    • more effective risk assessments on issues of climate by companies, suppliers and competitors;
    • better capital allocation;
    • improved strategic planning.

    The TCFD guidance sets out 11 recommended disclosures around four key pillars:

    • Governance – the organisation’s governance for climate-related risks and opportunities
    • Strategy – the actual and potential impacts of climate-related risks and opportunities on the organisation’s businesses, strategy, and financial planning (where relevant)
    • Risk management – how the organisation identifies, assesses and manages climate-related risks
    • Metrics and Targets – the metrics and targets used to assess and manage relevant climate-related risks and opportunities (where relevant)

    Even with the TCFD guidance, the company should still develop its own robust ESG strategy to align with its objectives. It needs to carefully consider how to achieve ESG objectives, and how they will be embedded into operations and consistent with shareholder and wider stakeholder interests.

    10 tips for quality reporting

    The majority of companies present climate disclosures in a sub section of the strategic report or a stand-alone climate disclosures report within the annual financials. Here are some top tips for quality climate-related disclosures: 

    • They must be tailored and relevant to your business and key stakeholders
    • Align climate targets to those for the rest of the business
    • Include timeframes and set targets over a variety of timeframes
    • Make strategy and targets achievable and realistic, to ensure accountability by the company and buy-in from stakeholders
    • Do not make them vague or misleading, to avoid any risk of greenwashing
    • Disclose the links between climate impacts and financial performance indicators
    • Use scenario analysis when discussing strategy for the move towards net zero
    • Embed the reporting process into ongoing operations as something that is always evolving
    • Use tables and graphs to present the disclosures, where suitable
    • Use the guidance

    What will happen next?

    We expect to see movement towards a global baseline of corporate reporting standards following the IFRS Foundation’s establishment of the International Sustainability Standards Board (ISSB) in November 2021. The ISSB is working quickly to build a global set of standards based on and combining existing frameworks, including TCFD.

    At the moment, it’s not obligatory for issuers to have a third-party audit or assurance of their climate disclosures under the TCFD-aligned disclosure rules.
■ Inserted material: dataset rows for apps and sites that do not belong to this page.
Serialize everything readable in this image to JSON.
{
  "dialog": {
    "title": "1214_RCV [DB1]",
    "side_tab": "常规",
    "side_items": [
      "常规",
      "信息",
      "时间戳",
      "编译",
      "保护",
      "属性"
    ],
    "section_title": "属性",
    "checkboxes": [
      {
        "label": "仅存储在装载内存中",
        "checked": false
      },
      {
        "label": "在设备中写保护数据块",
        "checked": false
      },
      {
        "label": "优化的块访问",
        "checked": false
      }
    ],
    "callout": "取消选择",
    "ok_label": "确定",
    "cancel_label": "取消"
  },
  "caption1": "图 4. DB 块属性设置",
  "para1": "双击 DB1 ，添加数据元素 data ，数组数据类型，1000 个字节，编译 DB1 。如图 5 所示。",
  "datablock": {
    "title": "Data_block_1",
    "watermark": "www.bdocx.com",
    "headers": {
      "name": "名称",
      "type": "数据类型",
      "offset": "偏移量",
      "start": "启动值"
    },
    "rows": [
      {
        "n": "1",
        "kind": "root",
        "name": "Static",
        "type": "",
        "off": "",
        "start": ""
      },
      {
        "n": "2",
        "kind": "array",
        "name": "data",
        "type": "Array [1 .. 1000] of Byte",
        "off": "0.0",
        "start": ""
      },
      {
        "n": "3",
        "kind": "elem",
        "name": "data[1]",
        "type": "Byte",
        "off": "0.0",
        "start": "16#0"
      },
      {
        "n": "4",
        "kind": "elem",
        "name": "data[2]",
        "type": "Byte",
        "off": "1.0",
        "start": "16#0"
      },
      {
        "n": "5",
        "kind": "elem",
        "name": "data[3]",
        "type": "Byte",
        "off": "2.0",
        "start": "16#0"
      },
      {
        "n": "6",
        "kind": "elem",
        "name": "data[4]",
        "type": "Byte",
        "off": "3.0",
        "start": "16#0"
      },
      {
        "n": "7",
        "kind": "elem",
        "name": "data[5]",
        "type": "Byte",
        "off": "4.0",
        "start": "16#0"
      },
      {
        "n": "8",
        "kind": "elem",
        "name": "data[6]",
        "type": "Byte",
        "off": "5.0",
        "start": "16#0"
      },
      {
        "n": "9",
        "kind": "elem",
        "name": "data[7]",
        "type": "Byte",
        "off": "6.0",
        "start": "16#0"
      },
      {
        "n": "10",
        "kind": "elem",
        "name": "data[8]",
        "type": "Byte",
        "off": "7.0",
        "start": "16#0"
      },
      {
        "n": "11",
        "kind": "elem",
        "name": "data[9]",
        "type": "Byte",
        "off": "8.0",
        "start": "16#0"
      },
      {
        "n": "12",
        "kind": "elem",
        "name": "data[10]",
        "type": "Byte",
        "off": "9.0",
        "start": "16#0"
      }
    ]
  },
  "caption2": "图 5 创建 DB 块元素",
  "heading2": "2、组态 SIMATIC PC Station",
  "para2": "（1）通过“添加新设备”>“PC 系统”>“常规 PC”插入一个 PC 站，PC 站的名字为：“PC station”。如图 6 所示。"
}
But it’s highly likely we will soon see the introduction of at least a mandatory ‘limited assurance’.

    Although smaller businesses may not currently be directly impacted by the regulation to either produce financial-related climate disclosures in their annual report or publish net zero strategies, there is a significant ripple effect through supply chains. FTSE350 companies have to disclose Scope 3 emissions (which is largely their supply chain). That means suppliers are being asked to measure their carbon footprint and produce their own net zero plans. Otherwise, they risk losing their biggest customers.

    Time to communicate

    The increasing focus on climate change and stakeholder expectations around disclosures is clear to see. These expectations are only set to increase.

    It’s important for companies to be prepared and ahead of the curve. It’s also vital to appreciate the real benefits of communicating strategy and objectives relating to climate risks and opportunities, as well as wider ESG matters.

    Good communication about environmental, social and governance risks and opportunities is increasingly valuable. It provides access to capital, helps to maintain relationships with key stakeholders, and attracts and retains talent. Companies that lag behind will feel the detrimental effect of poor disclosure.

    Of course, increased reporting is not without its risks because of the greater exposure it brings. So, it’s important to start early, and invest the necessary time to implement the process well. Allow time, too, where required, to seek assurance or legal advice from a risk management perspective.

    If you would like further advice on the issues raised in this article, please contact Lauren Haslam or Richard Willshire.